- WHAT YOU WILL DO -
Print all records exactly, leaving nothing out.

- DATA FOR PROCESSING -
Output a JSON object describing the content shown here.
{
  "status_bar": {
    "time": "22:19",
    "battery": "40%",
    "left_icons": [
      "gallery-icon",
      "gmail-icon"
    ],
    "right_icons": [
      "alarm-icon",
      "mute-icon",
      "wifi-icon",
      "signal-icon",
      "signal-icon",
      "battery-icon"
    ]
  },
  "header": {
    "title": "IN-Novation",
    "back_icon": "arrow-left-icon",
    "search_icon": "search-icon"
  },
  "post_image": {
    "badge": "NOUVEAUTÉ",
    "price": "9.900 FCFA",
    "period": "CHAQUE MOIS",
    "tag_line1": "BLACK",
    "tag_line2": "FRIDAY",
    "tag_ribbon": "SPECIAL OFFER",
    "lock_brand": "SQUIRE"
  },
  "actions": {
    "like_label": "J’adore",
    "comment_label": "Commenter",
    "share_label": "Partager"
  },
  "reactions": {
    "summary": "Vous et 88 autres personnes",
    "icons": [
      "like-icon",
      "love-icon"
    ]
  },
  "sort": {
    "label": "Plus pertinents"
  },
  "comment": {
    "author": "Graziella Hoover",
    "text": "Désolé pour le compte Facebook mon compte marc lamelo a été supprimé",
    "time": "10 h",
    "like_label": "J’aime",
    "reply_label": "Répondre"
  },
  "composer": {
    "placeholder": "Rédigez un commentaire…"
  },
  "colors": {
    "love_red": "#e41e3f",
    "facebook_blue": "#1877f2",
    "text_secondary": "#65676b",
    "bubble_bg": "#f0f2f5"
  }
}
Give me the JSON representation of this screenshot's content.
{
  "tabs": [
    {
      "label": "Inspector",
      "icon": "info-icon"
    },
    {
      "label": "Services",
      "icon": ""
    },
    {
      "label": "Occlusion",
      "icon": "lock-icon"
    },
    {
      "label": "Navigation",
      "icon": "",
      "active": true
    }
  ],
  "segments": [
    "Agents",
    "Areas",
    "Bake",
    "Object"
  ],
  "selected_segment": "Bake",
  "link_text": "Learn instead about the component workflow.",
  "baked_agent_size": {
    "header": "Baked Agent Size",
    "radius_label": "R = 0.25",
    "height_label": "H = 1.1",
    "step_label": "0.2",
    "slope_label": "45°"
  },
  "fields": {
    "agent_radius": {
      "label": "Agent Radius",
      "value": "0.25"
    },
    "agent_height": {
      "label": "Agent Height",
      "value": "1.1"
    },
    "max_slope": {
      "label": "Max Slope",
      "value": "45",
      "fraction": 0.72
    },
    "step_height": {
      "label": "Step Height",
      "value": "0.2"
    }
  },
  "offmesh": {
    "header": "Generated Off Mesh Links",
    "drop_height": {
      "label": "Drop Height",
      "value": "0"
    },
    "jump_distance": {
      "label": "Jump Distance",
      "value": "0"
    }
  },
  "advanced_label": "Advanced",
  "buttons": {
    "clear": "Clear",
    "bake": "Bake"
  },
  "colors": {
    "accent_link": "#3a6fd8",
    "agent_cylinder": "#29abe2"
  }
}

- FINISHED TASK -
Output a JSON object describing the content shown here.
{
  "status_bar": {
    "time": "22:19",
    "battery": "40%",
    "left_icons": [
      "gallery-icon",
      "gmail-icon"
    ],
    "right_icons": [
      "alarm-icon",
      "mute-icon",
      "wifi-icon",
      "signal-icon",
      "signal-icon",
      "battery-icon"
    ]
  },
  "header": {
    "title": "IN-Novation",
    "back_icon": "arrow-left-icon",
    "search_icon": "search-icon"
  },
  "post_image": {
    "badge": "NOUVEAUTÉ",
    "price": "9.900 FCFA",
    "period": "CHAQUE MOIS",
    "tag_line1": "BLACK",
    "tag_line2": "FRIDAY",
    "tag_ribbon": "SPECIAL OFFER",
    "lock_brand": "SQUIRE"
  },
  "actions": {
    "like_label": "J’adore",
    "comment_label": "Commenter",
    "share_label": "Partager"
  },
  "reactions": {
    "summary": "Vous et 88 autres personnes",
    "icons": [
      "like-icon",
      "love-icon"
    ]
  },
  "sort": {
    "label": "Plus pertinents"
  },
  "comment": {
    "author": "Graziella Hoover",
    "text": "Désolé pour le compte Facebook mon compte marc lamelo a été supprimé",
    "time": "10 h",
    "like_label": "J’aime",
    "reply_label": "Répondre"
  },
  "composer": {
    "placeholder": "Rédigez un commentaire…"
  },
  "colors": {
    "love_red": "#e41e3f",
    "facebook_blue": "#1877f2",
    "text_secondary": "#65676b",
    "bubble_bg": "#f0f2f5"
  }
}
Give me the JSON representation of this screenshot's content.
{
  "tabs": [
    {
      "label": "Inspector",
      "icon": "info-icon"
    },
    {
      "label": "Services",
      "icon": ""
    },
    {
      "label": "Occlusion",
      "icon": "lock-icon"
    },
    {
      "label": "Navigation",
      "icon": "",
      "active": true
    }
  ],
  "segments": [
    "Agents",
    "Areas",
    "Bake",
    "Object"
  ],
  "selected_segment": "Bake",
  "link_text": "Learn instead about the component workflow.",
  "baked_agent_size": {
    "header": "Baked Agent Size",
    "radius_label": "R = 0.25",
    "height_label": "H = 1.1",
    "step_label": "0.2",
    "slope_label": "45°"
  },
  "fields": {
    "agent_radius": {
      "label": "Agent Radius",
      "value": "0.25"
    },
    "agent_height": {
      "label": "Agent Height",
      "value": "1.1"
    },
    "max_slope": {
      "label": "Max Slope",
      "value": "45",
      "fraction": 0.72
    },
    "step_height": {
      "label": "Step Height",
      "value": "0.2"
    }
  },
  "offmesh": {
    "header": "Generated Off Mesh Links",
    "drop_height": {
      "label": "Drop Height",
      "value": "0"
    },
    "jump_distance": {
      "label": "Jump Distance",
      "value": "0"
    }
  },
  "advanced_label": "Advanced",
  "buttons": {
    "clear": "Clear",
    "bake": "Bake"
  },
  "colors": {
    "accent_link": "#3a6fd8",
    "agent_cylinder": "#29abe2"
  }
}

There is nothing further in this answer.